One of my favorite recipes is to make a hot pot soup in a donabe (you can also use a Dutch oven).
In four cups of boiling dashi or miso broth, add a cup of diced tofu and a cup of veggies (chopped carrots, potatoes, parsnips, broccoli, and so on) and simmer for 15 minutes.
Add a dash of sesame oil and a dash of rice vinegar to taste. Add a handful of chopped mizuna and a handful of mitsuba stalks with the leaves attached and remove from heat. Season with salt and pepper to taste.
Mitsuba is also delicious in sukiyaki, a Japanese dish made with beef and vegetables in a single pot.
Chop up and cook the root or eat it sliced raw. It’s delicious shredded and used in salads or as a sandwich topping.

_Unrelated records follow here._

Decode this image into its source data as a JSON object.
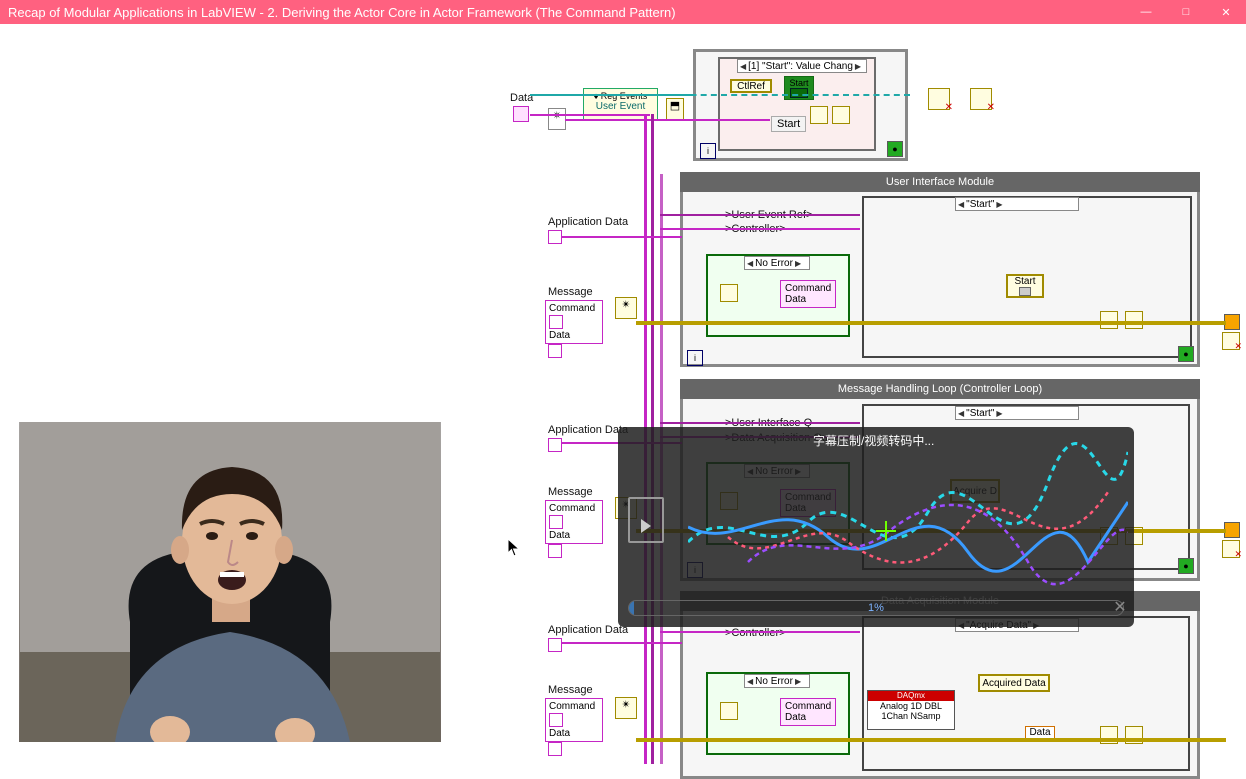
{
  "window": {
    "title": "Recap of Modular Applications in LabVIEW - 2. Deriving the Actor Core in Actor Framework (The Command Pattern)"
  },
  "labels": {
    "data_top": "Data",
    "reg_events": "Reg Events",
    "user_event": "User Event",
    "ctlref": "CtlRef",
    "start_top": "Start",
    "start_btn": "Start",
    "event_case": "[1] \"Start\": Value Chang",
    "ui_module": "User Interface Module",
    "user_event_ref": ">User Event Ref>",
    "controller": ">Controller>",
    "no_error": "No Error",
    "start_case": "\"Start\"",
    "ui_start_indicator": "Start",
    "command": "Command",
    "data": "Data",
    "message": "Message",
    "app_data": "Application Data",
    "mhl": "Message Handling Loop  (Controller Loop)",
    "user_interface_q": ">User Interface Q",
    "data_acq_q": ">Data Acquisition Queue>",
    "acquire_d": "Acquire D",
    "data_acq_module": "Data Acquisition Module",
    "acquire_data_case": "\"Acquire Data\"",
    "acquired_data": "Acquired Data",
    "analog": "Analog 1D DBL",
    "chan": "1Chan NSamp",
    "data_ind": "Data",
    "daqmx": "DAQmx"
  },
  "overlay": {
    "title": "字幕压制/视频转码中...",
    "progress_text": "1%"
  }
}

The seeds taste fantastic ground up and used as a spice. They taste similar to the leaves, but a touch stronger.
If you pinch the flowers to prevent them from going to seed, toss them on top of your salad or just pop them in your mouth. They, too, taste like the leaves and stalks.

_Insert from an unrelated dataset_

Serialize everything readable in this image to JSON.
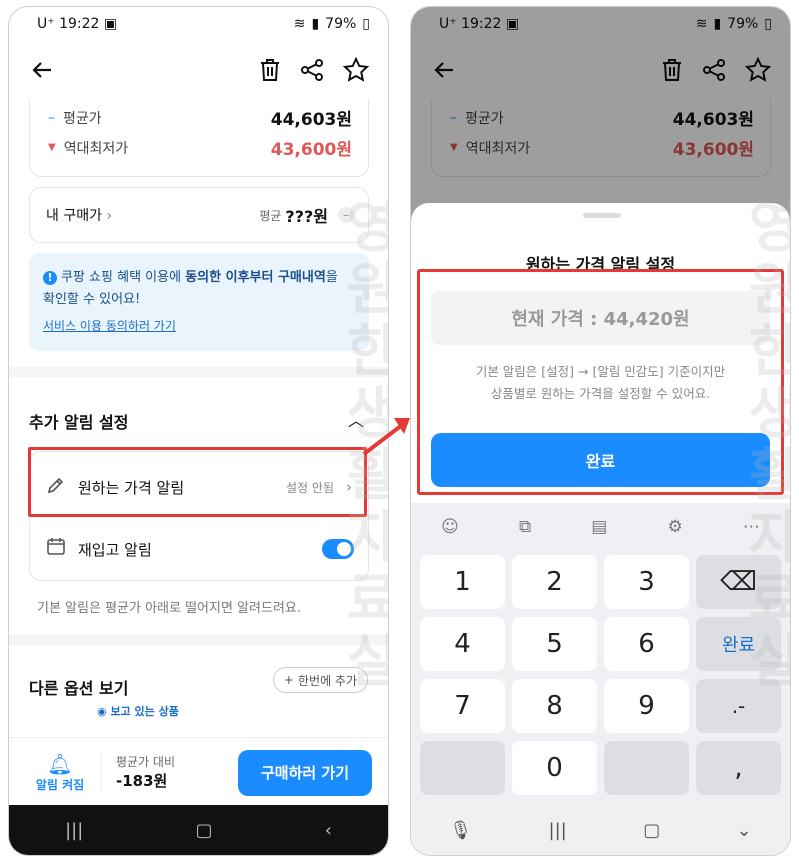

Quick Reference Growing Guide
|Plant Type:||Deciduous, flowering woody shrub||Flower / Foliage Color:||White/green|
|Native to:||Eastern United States||Maintenance:||Low|
|Hardiness (USDA Zone):||3a-9b||Tolerance:||Black walnut, erosion, rabbits, clay, sand, rocky soil|
|Bloom Time:||Summer to fall||Soil Type:||Organically rich|
|Exposure:||Full sun to part shade||Soil pH:||6.0-7.5|
|Spacing:||3-5 feet||Soil Drainage:||Well-draining|
|Planting Depth:||As deep as the root ball and twice as wide||Attracts:||Pollinators and songbirds|
|Height:||3-5 feet||Uses:||Border planting, native garden, pollinator attractor, slope stabilizer, specimen|
|Common Pests:||Aphids, scale, spider mites||Common Diseases:||Botrytis, leaf spots, powdery mildew, rust|
Make Mitsuba a Part of Your Veggie Garden
Isn’t mitsuba marvelous? It’s not demanding, isn’t constantly plagued by pests and diseases, and it’s endlessly versatile in the kitchen.
Given its credentials, I think it’s only a matter of time until it becomes as common as parsley and cilantro in home gardens throughout the US.
Once you’ve plucked your first batch of Japanese honewort, please come back here and tell us about your experience. Did you run into any problems? Any tips for using up what I’m sure will be a robust harvest?
Did this guide leave you feeling ready to tackle the world of mitsuba? If so, you may want to check out some of our other guides on growing Umbellifers next:
- How to Plant and Grow Dill
- How to Grow and Care for Angelica
- Growing Lovage: An Uncommon Herb with Many Uses
© Ask the Experts, LLC. ALL RIGHTS RESERVED. See our TOS for more details. Product Photos via Arbico Organics, Kitazawa Seed Company, and SYITCUN Store. Uncredited photos: Shutterstock.
About Kristine Lofgren
Kristine Lofgren is a writer, photographer, reader, and gardening lover from outside Portland, Oregon. She was raised in the Utah desert, and made her way to the rainforests of the Pacific Northwest with her husband and two dogs in 2018. Her passion is focused these days on growing ornamental edibles, and foraging for food in the urban and suburban landscape.